TASK ITEM :: Find every line below with the string "name" and pick it out.

[Website and app data records]
════════
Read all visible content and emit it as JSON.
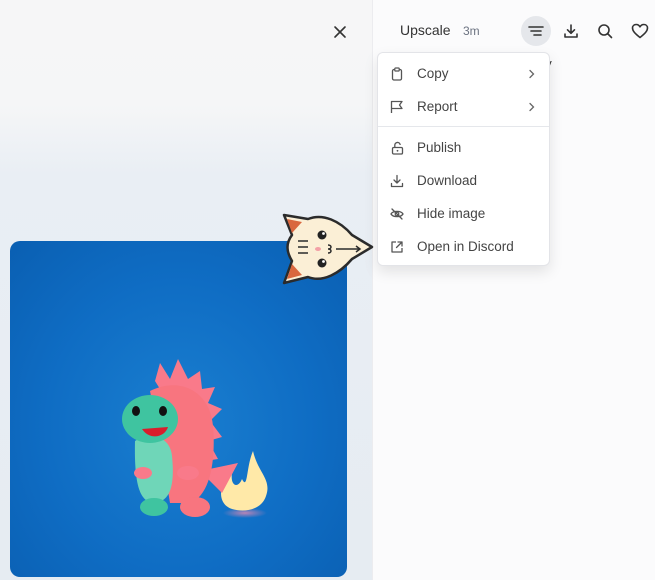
{
  "viewer": {
    "close_icon": "close-icon",
    "image_alt": "Cute pink and teal dinosaur toy with flame tail on blue background"
  },
  "header": {
    "title": "Upscale",
    "time": "3m",
    "buttons": [
      {
        "name": "options-menu-button",
        "icon": "menu-lines-icon",
        "active": true
      },
      {
        "name": "download-button",
        "icon": "download-icon"
      },
      {
        "name": "search-button",
        "icon": "search-icon"
      },
      {
        "name": "like-button",
        "icon": "heart-icon"
      }
    ]
  },
  "background_text": "py",
  "menu": {
    "items": [
      {
        "label": "Copy",
        "icon": "clipboard-icon",
        "submenu": true
      },
      {
        "label": "Report",
        "icon": "flag-icon",
        "submenu": true
      },
      {
        "label": "Publish",
        "icon": "unlock-icon",
        "submenu": false
      },
      {
        "label": "Download",
        "icon": "download-icon",
        "submenu": false
      },
      {
        "label": "Hide image",
        "icon": "eye-off-icon",
        "submenu": false
      },
      {
        "label": "Open in Discord",
        "icon": "external-link-icon",
        "submenu": false
      }
    ]
  },
  "cursor": {
    "icon": "cat-cursor-icon"
  }
}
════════
RESPONSE BOX ::
        "name": "options-menu-button",
        "name": "download-button",
        "name": "search-button",
        "name": "like-button",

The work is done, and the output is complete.